Try generating this report instead:
Please run this report collecting tool so that we can provide a complete analysis: http://omgdebugging.com/bsod-inspector/
When done a Notepad document will open with the name of the file and it's location. (By default it'll be a .zip file located on your Desktop)
Simply upload the .zip file with your next post and we'll move on from there.
If that doesn't work, then do this:
Please go to Start and type in "msinfo32.exe" (without the quotes) and press Enter
Save the report as an .nfo file, then zip up the .nfo file and upload/attach the .zip file with your next post.

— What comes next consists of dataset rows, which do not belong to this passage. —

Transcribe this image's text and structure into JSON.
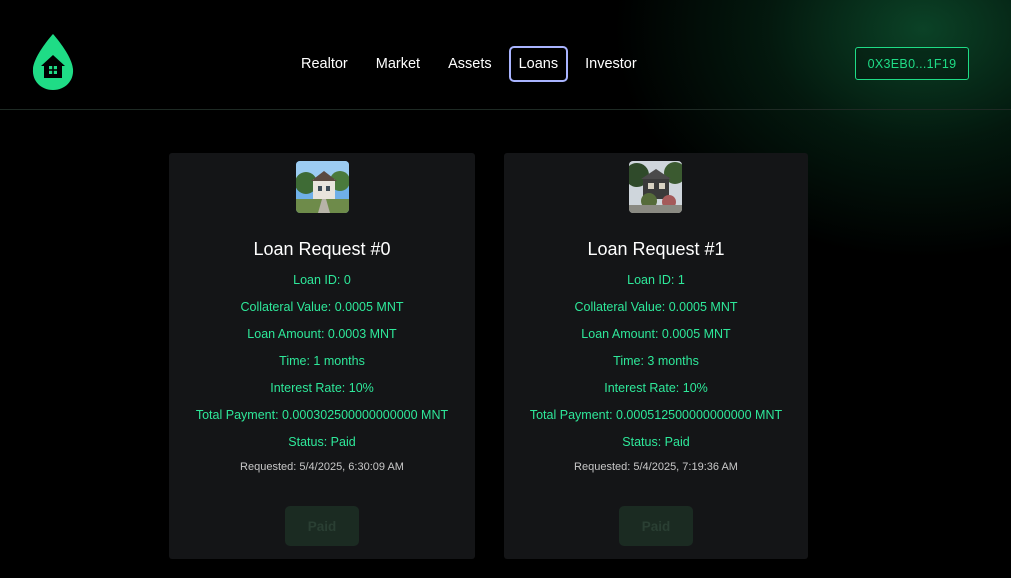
{
  "header": {
    "logo_icon": "house-drop-icon",
    "accent_color": "#1fdc86",
    "nav": [
      {
        "label": "Realtor"
      },
      {
        "label": "Market"
      },
      {
        "label": "Assets"
      },
      {
        "label": "Loans",
        "active": true
      },
      {
        "label": "Investor"
      }
    ],
    "wallet_label": "0X3EB0...1F19"
  },
  "loans": [
    {
      "title": "Loan Request #0",
      "loan_id": "Loan ID: 0",
      "collateral": "Collateral Value: 0.0005 MNT",
      "amount": "Loan Amount: 0.0003 MNT",
      "time": "Time: 1 months",
      "interest": "Interest Rate: 10%",
      "total": "Total Payment: 0.000302500000000000 MNT",
      "status": "Status: Paid",
      "requested": "Requested: 5/4/2025, 6:30:09 AM",
      "button_label": "Paid"
    },
    {
      "title": "Loan Request #1",
      "loan_id": "Loan ID: 1",
      "collateral": "Collateral Value: 0.0005 MNT",
      "amount": "Loan Amount: 0.0005 MNT",
      "time": "Time: 3 months",
      "interest": "Interest Rate: 10%",
      "total": "Total Payment: 0.000512500000000000 MNT",
      "status": "Status: Paid",
      "requested": "Requested: 5/4/2025, 7:19:36 AM",
      "button_label": "Paid"
    }
  ]
}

Also, save a copy as a .txt file and include it also (it's much more difficult to read, but we have greater success in getting the info from it).
If you're having difficulties with the format, please open an elevated (Run as administrator) Command Prompt and type (or copy/paste) "msinfo32 /nfo %USERPROFILE%\Desktop\TEST.NFO" (without the quotes) and press Enter. Then navigate to Desktop to retrieve the TEST.NFO file. If you have difficulties with making this work, please post back. Then zip up the .nfo file and upload/attach the .zip file with your next post.
Please open an elevated (Run as administrator) Command Prompt and type (or copy/paste) "systeminfo.exe >%USERPROFILE%\Desktop\systeminfo.txt" (without the quotes) and press Enter. Then navigate to Desktop to retrieve the syteminfo.txt file. If you have difficulties with making this work, please post back. Then zip up the .txt file and upload/attach the .zip file with your next post.
A BSOD problem from Norton isn't a criticism of the Norton program. It's a statement that the memory dumps have pointed to Norton drivers as being to blame.
For example, one of the memory dumps stated:
Probably caused by :EX64.SYS ( EX64+12d996 )
This is a driver that belongs to Norton.
If you look for the "Probably caused by" string in the memory dumps concealed by the Show/Hide tags, you'll see that at least 6 of them blame Norton drivers.
All programs have the potential to become corrupted (which is what I suspect here). There's also many other possible reasons for why this would happen - but we don't often get into discovering why it happened (as long as we fix it).
Uninstalling your Norton will tell you if that is the problem.
While testing, you should have an antivirus installed (to keep from getting infected). I recommend using a free one during testing (for W7, I suggest Microsoft Security Essentials).
Then, when finished testing, feel free to download a fresh copy of the Norton and reinstall it (and uninstall the Microsoft Security Essentials).
Again, this is a testing procedure - it is not a criticism of the Norton product.
Finally, in BSOD analysis there's different types of BSOD events.
Most are simple and the debugger points to the faulting driver.
Some are more complex, and involve different drivers working against each other, faulting drivers exiting before the crash - so no info is available for them, hardware problems, compatibility issues, etc.
On average it takes about 2 pages of posts to fix a simple BSOD problem, the more complicated take 4-6 or more pages.